As parents, engaging our children in discussions of current events, the principles, blessings and responsibilities of liberty is a way to pass the torch on. Of course, running for public office is a bold way to effect change, and can often affect the direction or subjects of dialogue.

During the exclusive ABC News segment, featuring our current presidential administration’s agenda, America appeared to speak with their remote controls and tuned out for the most part as ABC News showed much lower viewership numbers than expected—ABC is asking for an investigation into the Nielsen Rating. Involvement can sometimes be as easy as turning the channel. There are many other accessible ways for us to be involved citizens, as well.

Tipping points occur in funny ways and cannot always be “caused,” per se, just by willing it so. Sometimes, though, we are catalysts if we throw in and actively engage in our sphere of influence. We do not always have a measurable impact on other people or society; but when we do, we want that impact to be in favor of liberty. Even if we do not care about these realities, we leave our unique imprint on society as strongly or as weakly by what we choose to do as by what we choose not to do.
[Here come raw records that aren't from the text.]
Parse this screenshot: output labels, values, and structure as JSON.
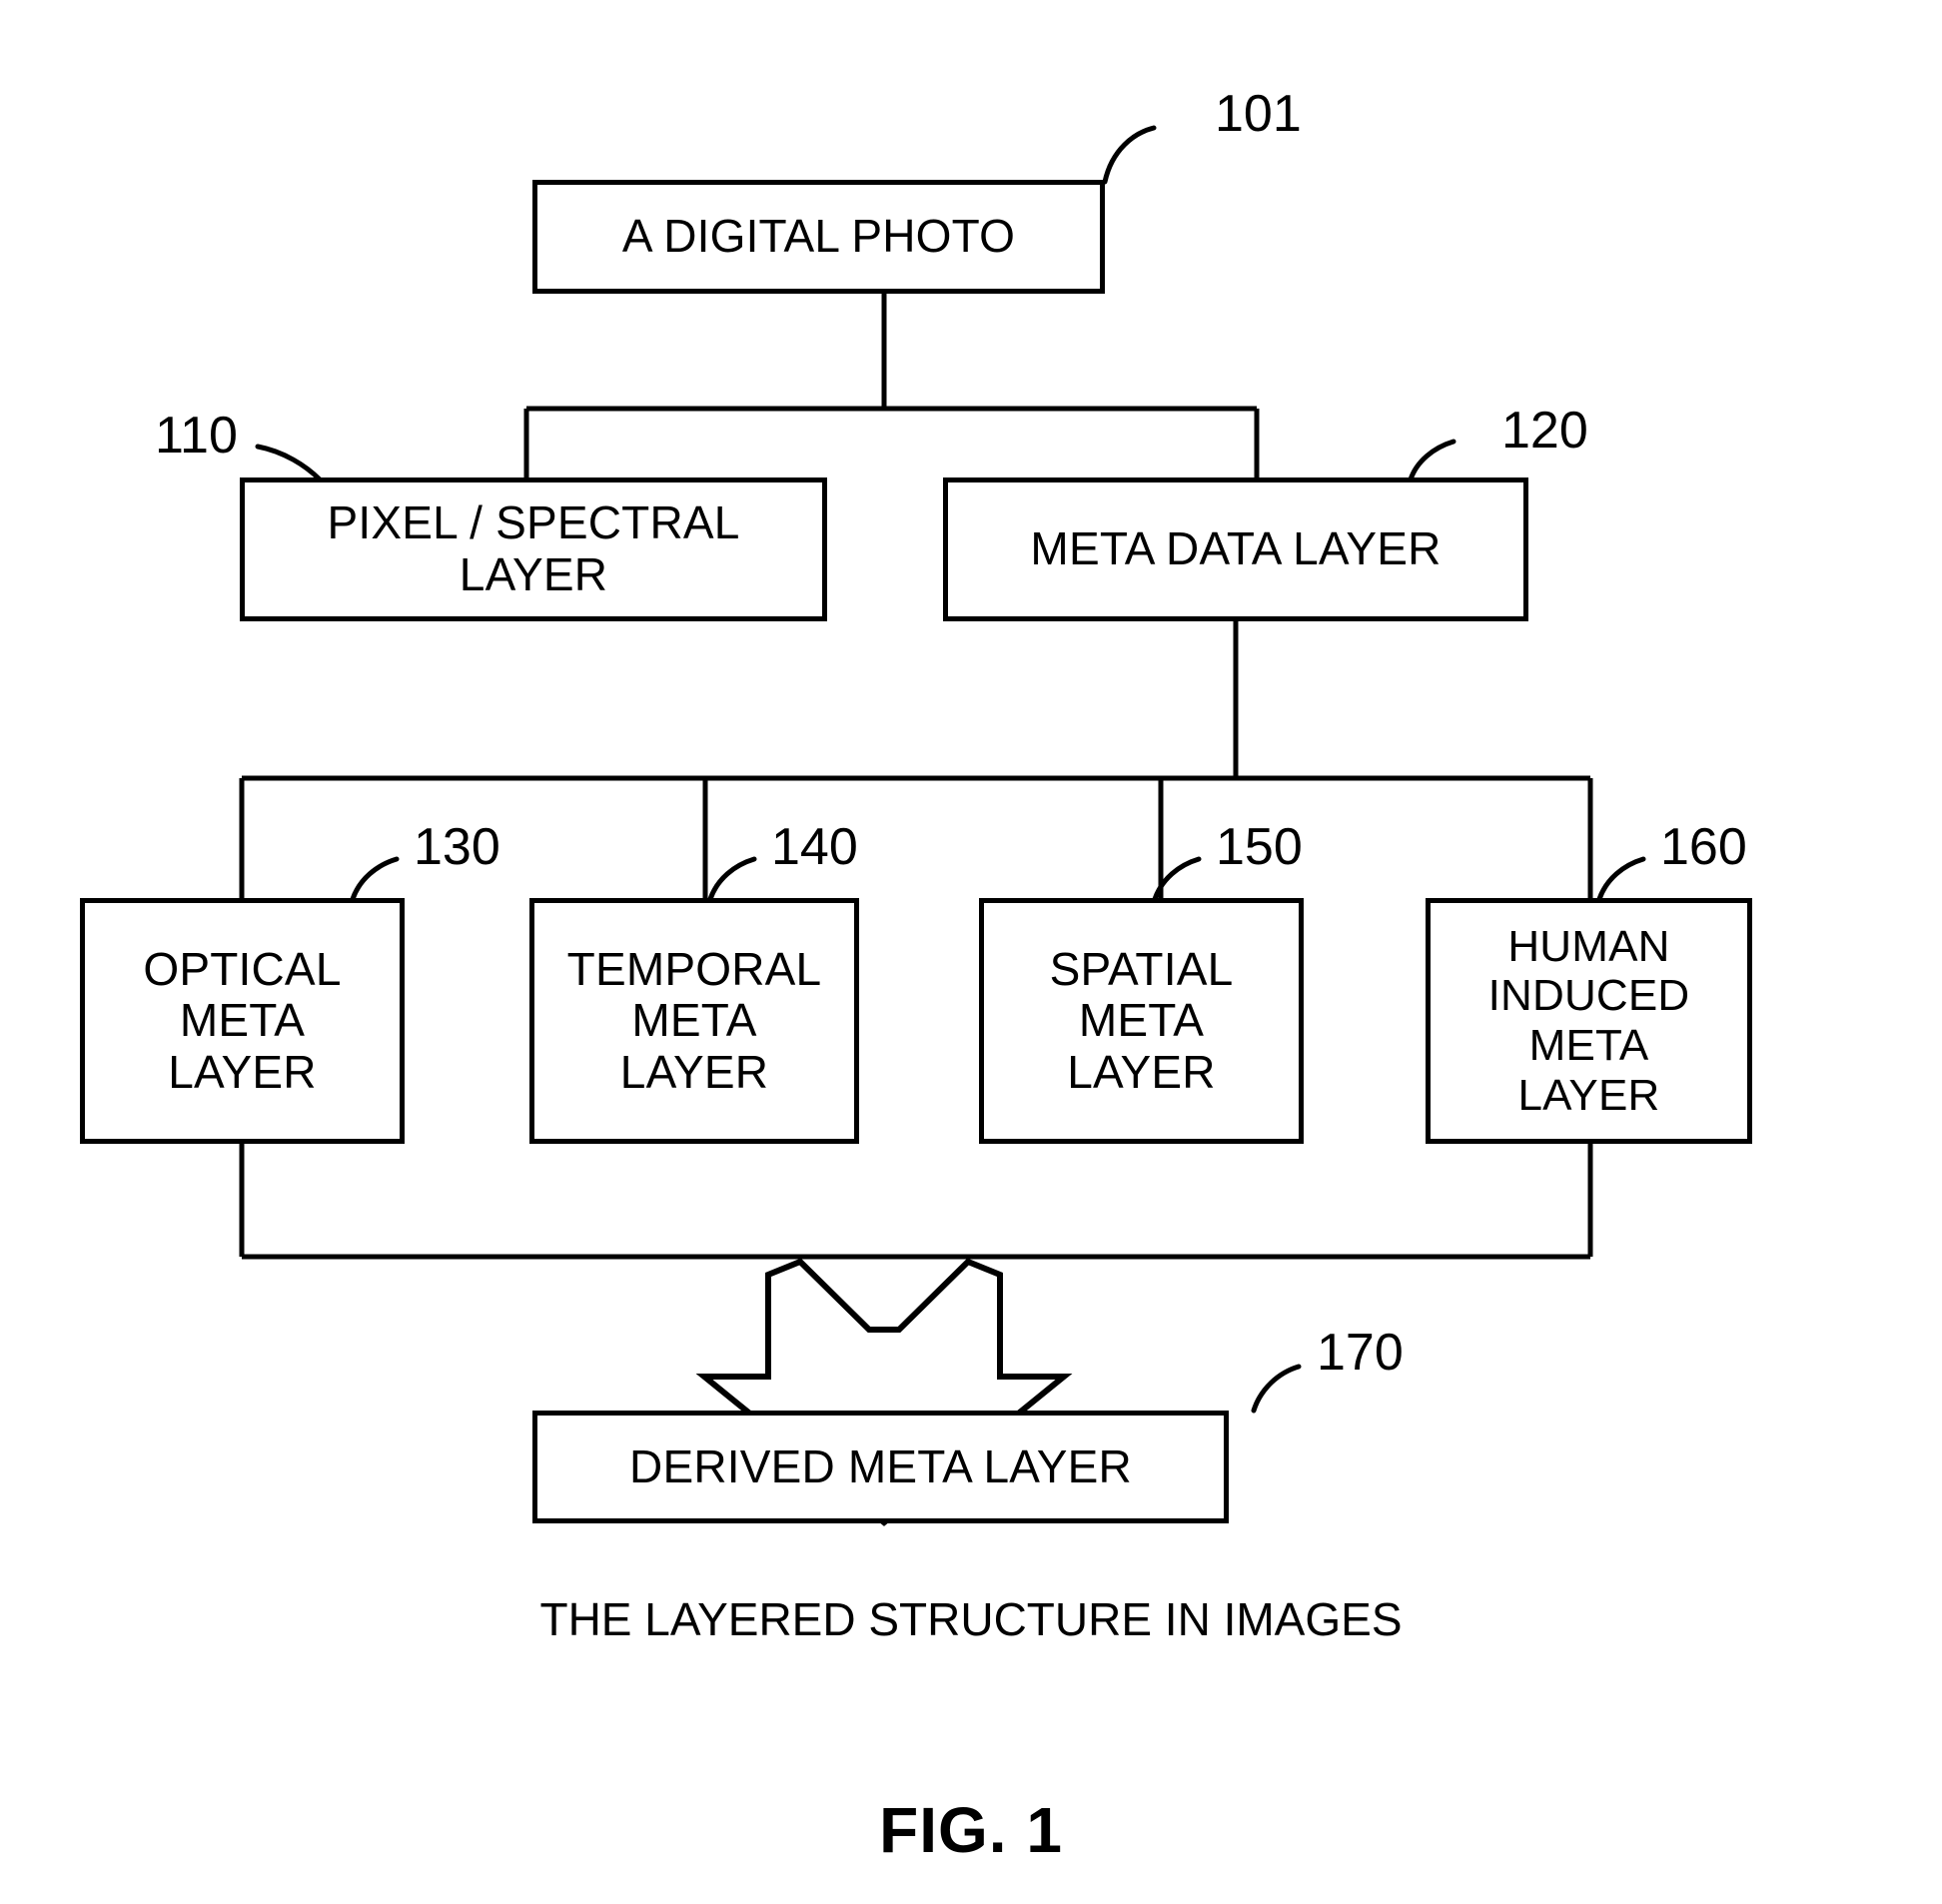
{
  "figure": {
    "title": "FIG. 1",
    "caption": "THE LAYERED STRUCTURE IN IMAGES",
    "ink_color": "#000000",
    "background_color": "#ffffff"
  },
  "nodes": {
    "digital_photo": {
      "label": "A DIGITAL PHOTO",
      "ref": "101"
    },
    "pixel_spectral_layer": {
      "label": "PIXEL / SPECTRAL\nLAYER",
      "ref": "110"
    },
    "meta_data_layer": {
      "label": "META DATA LAYER",
      "ref": "120"
    },
    "optical_meta_layer": {
      "label": "OPTICAL\nMETA\nLAYER",
      "ref": "130"
    },
    "temporal_meta_layer": {
      "label": "TEMPORAL\nMETA\nLAYER",
      "ref": "140"
    },
    "spatial_meta_layer": {
      "label": "SPATIAL\nMETA\nLAYER",
      "ref": "150"
    },
    "human_induced_meta_layer": {
      "label": "HUMAN\nINDUCED\nMETA\nLAYER",
      "ref": "160"
    },
    "derived_meta_layer": {
      "label": "DERIVED META LAYER",
      "ref": "170"
    }
  }
}
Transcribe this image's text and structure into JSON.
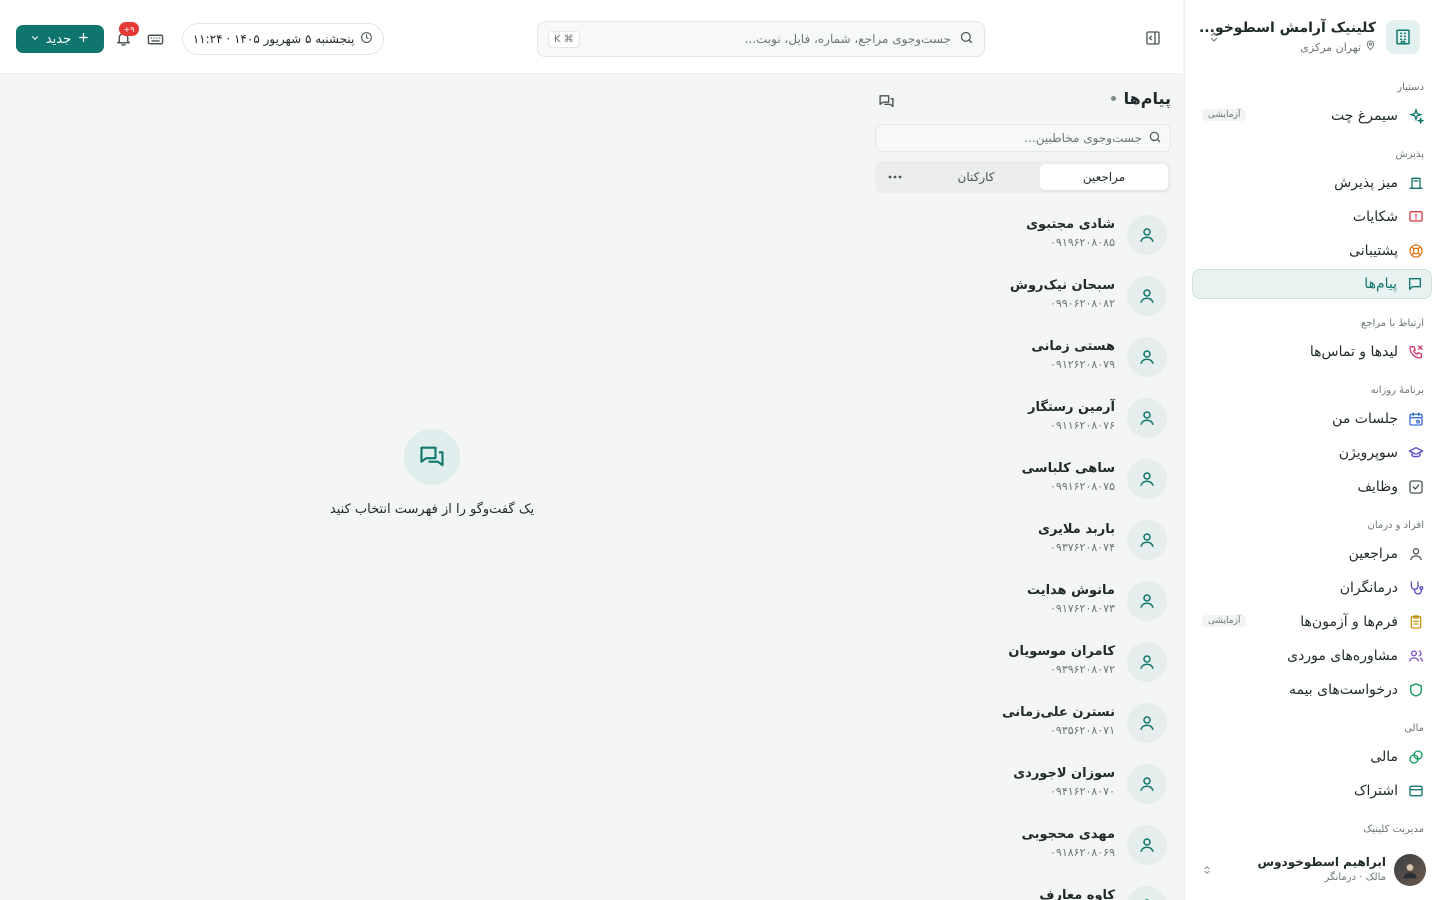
{
  "clinic": {
    "name": "کلینیک آرامش اسطوخو...",
    "location": "تهران مرکزی"
  },
  "sidebar": {
    "sections": {
      "assistant": "دستیار",
      "reception": "پذیرش",
      "client_relations": "ارتباط با مراجع",
      "daily_program": "برنامهٔ روزانه",
      "people_treatment": "افراد و درمان",
      "finance": "مالی",
      "clinic_management": "مدیریت کلینیک"
    },
    "trial_badge": "آزمایشی",
    "items": [
      {
        "label": "سیمرغ چت"
      },
      {
        "label": "میز پذیرش"
      },
      {
        "label": "شکایات"
      },
      {
        "label": "پشتیبانی"
      },
      {
        "label": "پیام‌ها"
      },
      {
        "label": "لیدها و تماس‌ها"
      },
      {
        "label": "جلسات من"
      },
      {
        "label": "سوپرویژن"
      },
      {
        "label": "وظایف"
      },
      {
        "label": "مراجعین"
      },
      {
        "label": "درمانگران"
      },
      {
        "label": "فرم‌ها و آزمون‌ها"
      },
      {
        "label": "مشاوره‌های موردی"
      },
      {
        "label": "درخواست‌های بیمه"
      },
      {
        "label": "مالی"
      },
      {
        "label": "اشتراک"
      }
    ]
  },
  "user": {
    "name": "ابراهیم اسطوخودوس",
    "role": "مالک · درمانگر"
  },
  "topbar": {
    "search_placeholder": "جست‌وجوی مراجع، شماره، فایل، نوبت...",
    "shortcut": "⌘ K",
    "datetime": "پنجشنبه ۵ شهریور ۱۴۰۵ · ۱۱:۲۴",
    "notif_count": "۹+",
    "new_label": "جدید"
  },
  "messages": {
    "title": "پیام‌ها",
    "search_placeholder": "جست‌وجوی مخاطبین...",
    "tabs": [
      "مراجعین",
      "کارکنان"
    ],
    "contacts": [
      {
        "name": "شادی مجتبوی",
        "phone": "۰۹۱۹۶۲۰۸۰۸۵"
      },
      {
        "name": "سبحان نیک‌روش",
        "phone": "۰۹۹۰۶۲۰۸۰۸۲"
      },
      {
        "name": "هستی زمانی",
        "phone": "۰۹۱۲۶۲۰۸۰۷۹"
      },
      {
        "name": "آرمین رستگار",
        "phone": "۰۹۱۱۶۲۰۸۰۷۶"
      },
      {
        "name": "ساهی کلباسی",
        "phone": "۰۹۹۱۶۲۰۸۰۷۵"
      },
      {
        "name": "باربد ملایری",
        "phone": "۰۹۳۷۶۲۰۸۰۷۴"
      },
      {
        "name": "مانوش هدایت",
        "phone": "۰۹۱۷۶۲۰۸۰۷۳"
      },
      {
        "name": "کامران موسویان",
        "phone": "۰۹۳۹۶۲۰۸۰۷۲"
      },
      {
        "name": "نسترن علی‌زمانی",
        "phone": "۰۹۳۵۶۲۰۸۰۷۱"
      },
      {
        "name": "سوزان لاجوردی",
        "phone": "۰۹۴۱۶۲۰۸۰۷۰"
      },
      {
        "name": "مهدی محجوبی",
        "phone": "۰۹۱۸۶۲۰۸۰۶۹"
      },
      {
        "name": "کاوه معارف",
        "phone": ""
      }
    ]
  },
  "empty_state": {
    "text": "یک گفت‌وگو را از فهرست انتخاب کنید"
  },
  "colors": {
    "accent": "#0f766e",
    "accent_light": "#e7f2f1",
    "badge_red": "#e53935"
  },
  "icons": {
    "sidebar": [
      "sparkles-icon",
      "desk-icon",
      "alert-icon",
      "lifebuoy-icon",
      "message-icon",
      "phone-missed-icon",
      "calendar-icon",
      "graduation-cap-icon",
      "checkbox-icon",
      "user-icon",
      "stethoscope-icon",
      "clipboard-icon",
      "users-icon",
      "shield-icon",
      "coins-icon",
      "credit-card-icon"
    ]
  }
}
Things were not that different way back in Plato’s day when he wrote these straightforward words of warning: “The price good men pay for indifference to public affairs is to be ruled by evil men.” This is to say that as messy as it seems now, it can get messier—and we, the people, will plot the course and determine this leg of America’s journey as it becomes a part of history; and do it we will, as individuals first.

Whether we like it or not, our representatives are reflections of us—the collective—yet a collective of individuals. Our republic begins with and is built upon the individual. John Quincy Adams addresses us from his grave: “Posterity: you will never know how much it has cost my generation to preserve your freedom. I hope you will make good use of it.” John Quincy Adams points to “we, the people” as the source of power, and holds us accountable for the future of the American republic.

Yes, we did—left, right, middle—get ourselves into this current mess. Yes, some may be more to blame than others, and we are more than disappointed with some of the leaders we elected. The world is becoming an increasingly dangerous one. Yesterday set the stage for today; today sets the stage for tomorrow. America’s best days may still be ahead of us. That, of course, will depend on us. History says democracies have a termination point. The little things we do as individuals eventually affect the collective. The real effect of this can make a big difference in defense of our liberty if what we do as individuals, and subsequently as a collective, is consistently aligned squarely with liberty in mind.

Let it never be said that this generation failed our children, stood by and left America to perish on our watch for lack of effort. We’ve been asked if we can create positive change; and we have answered, “Yes, we can.” Maybe we’re answering the wrong question. The better question is will we turn America back to better days? If we take responsibility, we will turn “Yes, we can” into “Yes, we will!”

Steven V. Thulon writes from Troy, Illinois.

Article Author: Steven V. Thulon